(Extracted records)
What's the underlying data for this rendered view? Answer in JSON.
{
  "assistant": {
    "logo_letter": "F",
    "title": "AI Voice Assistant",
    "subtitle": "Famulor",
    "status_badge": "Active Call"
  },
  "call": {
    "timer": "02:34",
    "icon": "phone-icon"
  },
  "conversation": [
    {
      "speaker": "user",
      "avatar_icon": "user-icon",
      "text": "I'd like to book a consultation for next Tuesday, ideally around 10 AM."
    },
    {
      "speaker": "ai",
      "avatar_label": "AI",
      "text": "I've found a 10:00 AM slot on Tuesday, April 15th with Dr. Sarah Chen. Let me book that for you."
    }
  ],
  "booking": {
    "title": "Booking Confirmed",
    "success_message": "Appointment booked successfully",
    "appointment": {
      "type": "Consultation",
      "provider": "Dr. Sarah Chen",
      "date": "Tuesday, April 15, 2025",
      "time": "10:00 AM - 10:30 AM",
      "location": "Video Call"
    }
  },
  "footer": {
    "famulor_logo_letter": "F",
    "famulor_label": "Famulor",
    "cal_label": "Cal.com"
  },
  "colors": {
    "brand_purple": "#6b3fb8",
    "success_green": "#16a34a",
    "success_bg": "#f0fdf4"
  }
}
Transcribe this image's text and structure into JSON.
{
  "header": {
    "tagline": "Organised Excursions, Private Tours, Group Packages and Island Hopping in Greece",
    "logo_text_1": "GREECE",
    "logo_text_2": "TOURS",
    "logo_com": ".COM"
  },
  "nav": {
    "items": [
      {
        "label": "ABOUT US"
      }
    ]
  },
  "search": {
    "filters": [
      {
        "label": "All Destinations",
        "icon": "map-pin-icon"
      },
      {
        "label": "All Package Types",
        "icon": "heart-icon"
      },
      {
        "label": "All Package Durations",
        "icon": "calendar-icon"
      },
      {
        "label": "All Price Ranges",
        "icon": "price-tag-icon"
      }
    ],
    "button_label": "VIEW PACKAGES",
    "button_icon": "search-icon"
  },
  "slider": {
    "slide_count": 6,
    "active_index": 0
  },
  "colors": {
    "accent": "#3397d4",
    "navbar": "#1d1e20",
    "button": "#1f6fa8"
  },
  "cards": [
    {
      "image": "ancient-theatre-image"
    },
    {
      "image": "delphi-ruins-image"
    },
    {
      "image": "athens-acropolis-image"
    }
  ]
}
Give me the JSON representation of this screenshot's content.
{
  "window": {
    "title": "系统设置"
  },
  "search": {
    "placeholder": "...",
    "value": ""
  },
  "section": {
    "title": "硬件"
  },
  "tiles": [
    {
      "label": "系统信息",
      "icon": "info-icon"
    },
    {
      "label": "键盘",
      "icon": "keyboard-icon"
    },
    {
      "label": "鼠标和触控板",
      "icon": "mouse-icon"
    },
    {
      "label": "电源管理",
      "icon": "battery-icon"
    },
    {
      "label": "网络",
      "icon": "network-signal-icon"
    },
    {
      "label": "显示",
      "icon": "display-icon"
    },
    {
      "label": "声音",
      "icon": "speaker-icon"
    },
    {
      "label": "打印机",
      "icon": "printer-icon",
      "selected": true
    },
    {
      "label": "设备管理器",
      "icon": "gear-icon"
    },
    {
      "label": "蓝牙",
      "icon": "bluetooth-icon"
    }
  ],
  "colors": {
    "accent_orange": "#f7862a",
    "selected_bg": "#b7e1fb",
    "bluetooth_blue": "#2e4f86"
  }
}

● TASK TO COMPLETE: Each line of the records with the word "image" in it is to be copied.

● ANSWER SPACE:
Transcribe this image's text and structure into JSON.
      "image": "ancient-theatre-image"
      "image": "delphi-ruins-image"
      "image": "athens-acropolis-image"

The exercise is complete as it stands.